The unbearable ease of being Russell Wilson

<pre><pre>The unbearable ease of being Russell Wilson


As usual, He was the last one to speak to reporters after the game. It took him almost an hour to emerge from the locker room. Most of his teammates, who, to be honest, had played just as badly, were already lining up for the Seahawks bus when Wilson quickly went to a white tent near the visitor's tight locker room.

With shining eyes, grinning and dressed in an earth-colored suit, he looked at the assembled reporters and put on another show. Wilson sounded like he always did after a painful defeat – even after intercepting the Super Bowl – not only clichéd but optimistic in a way that few professional athletes could be after a defeat.

"With where we want to go, there is a lot more season, a lot more things to do, everything is still ahead of us," he enthused. "We have to play it one game at a time, just get better, watch the movie and find out how we can get better as a group."

It was vintage Wilson: the guy who never disappoints, never shows negativity or is a bit in the dumps.

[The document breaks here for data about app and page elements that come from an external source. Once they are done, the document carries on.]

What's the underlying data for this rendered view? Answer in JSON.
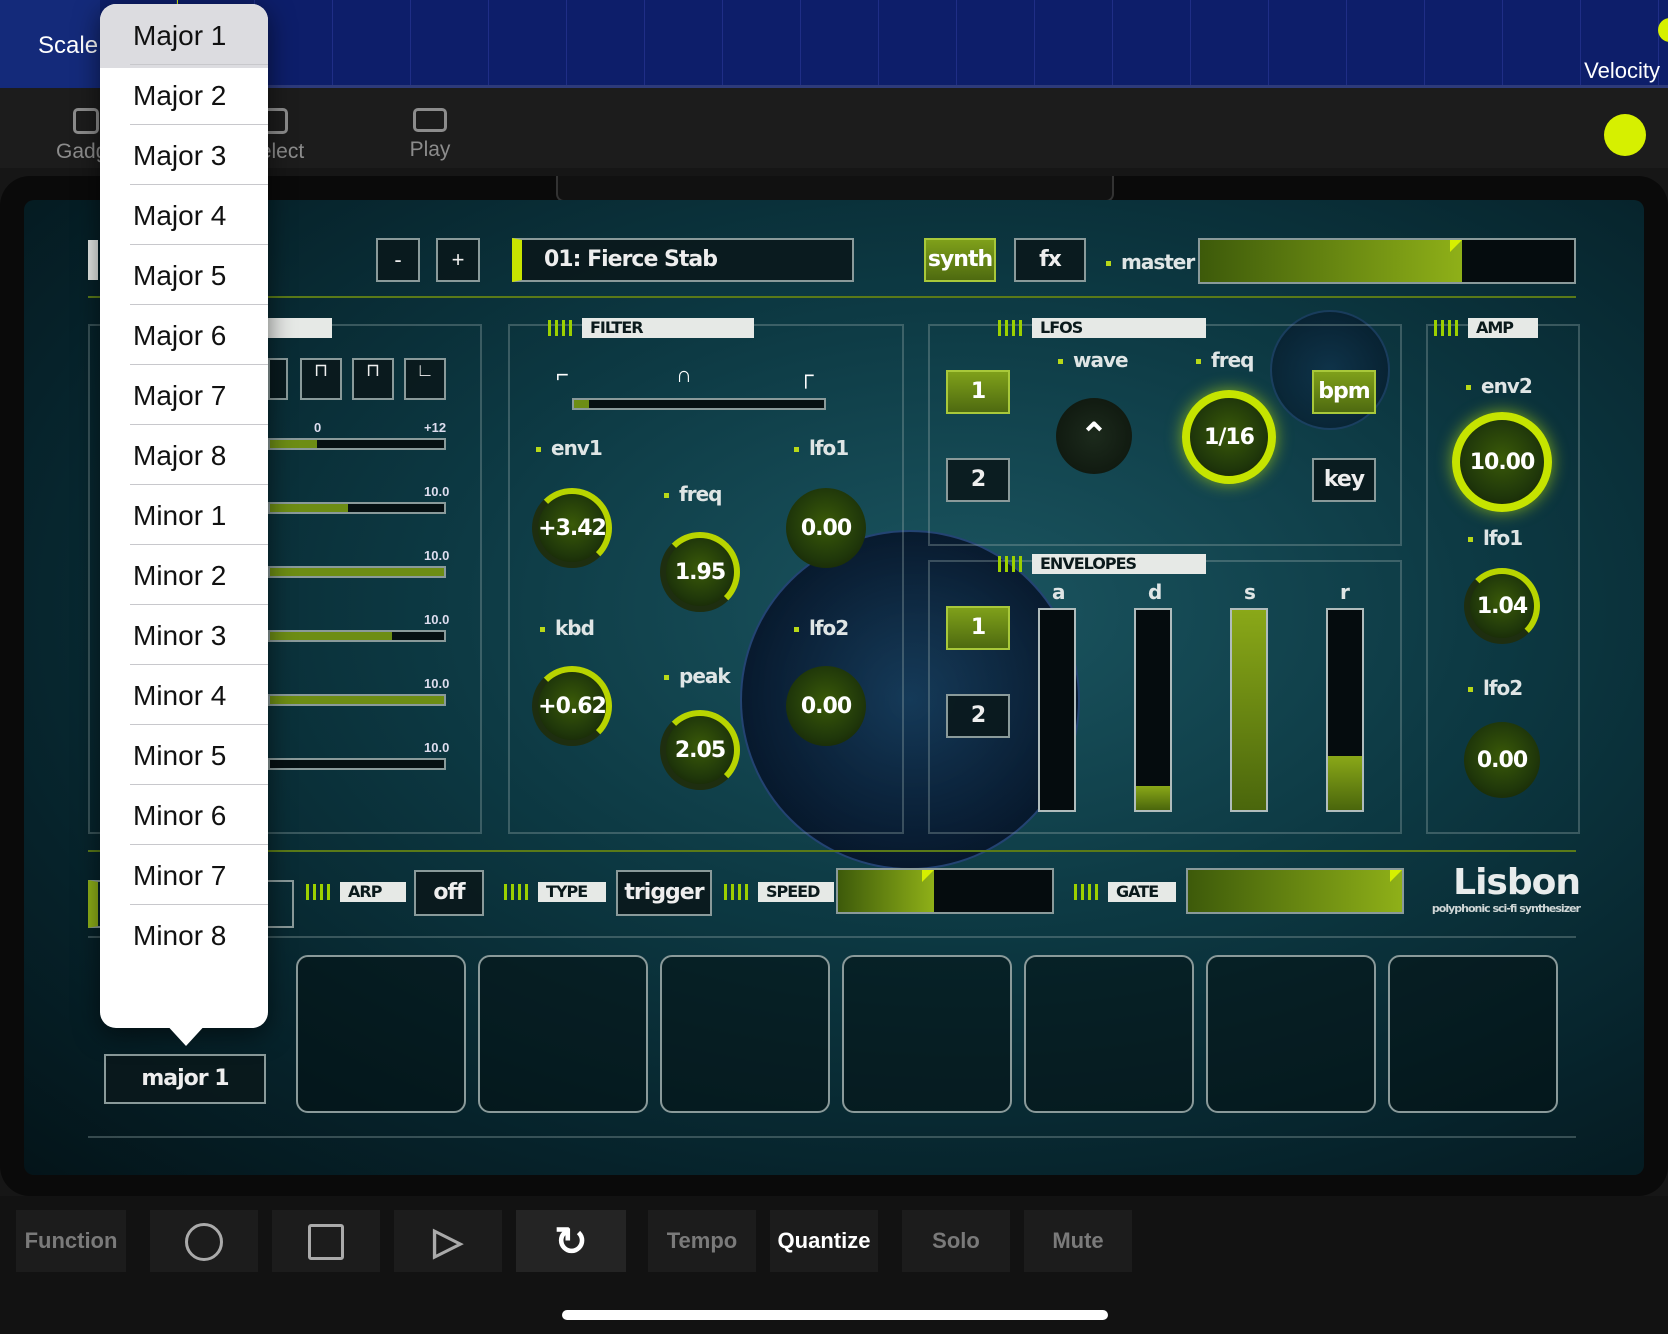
{
  "topbar": {
    "scale_label": "Scale",
    "velocity_label": "Velocity"
  },
  "toolbar": {
    "items": [
      {
        "label": "Gadget"
      },
      {
        "label": "Select"
      },
      {
        "label": "Play"
      }
    ]
  },
  "preset": {
    "minus": "-",
    "plus": "+",
    "name": "01: Fierce Stab"
  },
  "mode_tabs": {
    "synth": "synth",
    "fx": "fx",
    "master_label": "master",
    "master_level": 0.7
  },
  "filter": {
    "title": "FILTER",
    "slider_level": 0.06,
    "env1": {
      "label": "env1",
      "value": "+3.42"
    },
    "kbd": {
      "label": "kbd",
      "value": "+0.62"
    },
    "freq": {
      "label": "freq",
      "value": "1.95"
    },
    "peak": {
      "label": "peak",
      "value": "2.05"
    },
    "lfo1": {
      "label": "lfo1",
      "value": "0.00"
    },
    "lfo2": {
      "label": "lfo2",
      "value": "0.00"
    }
  },
  "lfos": {
    "title": "LFOS",
    "sel_1": "1",
    "sel_2": "2",
    "wave_label": "wave",
    "freq_label": "freq",
    "freq_value": "1/16",
    "bpm": "bpm",
    "key": "key"
  },
  "envelopes": {
    "title": "ENVELOPES",
    "sel_1": "1",
    "sel_2": "2",
    "a": {
      "label": "a",
      "level": 0.0
    },
    "d": {
      "label": "d",
      "level": 0.12
    },
    "s": {
      "label": "s",
      "level": 1.0
    },
    "r": {
      "label": "r",
      "level": 0.27
    }
  },
  "amp": {
    "title": "AMP",
    "env2": {
      "label": "env2",
      "value": "10.00"
    },
    "lfo1": {
      "label": "lfo1",
      "value": "1.04"
    },
    "lfo2": {
      "label": "lfo2",
      "value": "0.00"
    }
  },
  "osc": {
    "pitch_min": "0",
    "pitch_max": "+12",
    "sliders": [
      {
        "max": "10.0",
        "level": 0.45
      },
      {
        "max": "10.0",
        "level": 1.0
      },
      {
        "max": "10.0",
        "level": 0.7
      },
      {
        "max": "10.0",
        "level": 1.0
      },
      {
        "max": "10.0",
        "level": 0.0
      }
    ]
  },
  "arp": {
    "arp_label": "ARP",
    "arp_value": "off",
    "type_label": "TYPE",
    "type_value": "trigger",
    "speed_label": "SPEED",
    "speed_level": 0.45,
    "gate_label": "GATE",
    "gate_level": 1.0
  },
  "brand": {
    "name": "Lisbon",
    "tagline": "polyphonic sci-fi synthesizer"
  },
  "scale_button": "major 1",
  "dropdown": {
    "selected_index": 0,
    "items": [
      "Major 1",
      "Major 2",
      "Major 3",
      "Major 4",
      "Major 5",
      "Major 6",
      "Major 7",
      "Major 8",
      "Minor 1",
      "Minor 2",
      "Minor 3",
      "Minor 4",
      "Minor 5",
      "Minor 6",
      "Minor 7",
      "Minor 8"
    ]
  },
  "bottombar": {
    "function": "Function",
    "tempo": "Tempo",
    "quantize": "Quantize",
    "solo": "Solo",
    "mute": "Mute"
  },
  "colors": {
    "accent": "#d6f000",
    "panel": "#0d3a44",
    "topstrip": "#0d1e6a"
  }
}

The guy who doesn't smolder like Roger Federer or LeBron James after a heavy defeat promises milk and honey a new day.

Wilson has long worked with a mental trainer, Trevor Moawad, on a stoic mindset that they call "neutral thinking" – even stay on the keel right now and avoid anything negative. They eagerly believe in a direct connection between the words that are spoken and success. Moawad said they had carefully examined how great quarterbacks like Tom Brady and Drew Brees deal with losing questions.

To be invented? Maybe.

Love it or hate it, Wilson's style didn't falter as the season started. His appearance was the same after beating the Carolina Panthers three weeks ago helped secure a playoff spot. He spoke of silver lining when his top three second-leg injuries ended at the end of the season, and Lamar Jackson Heart and M.V.P. won. Voices.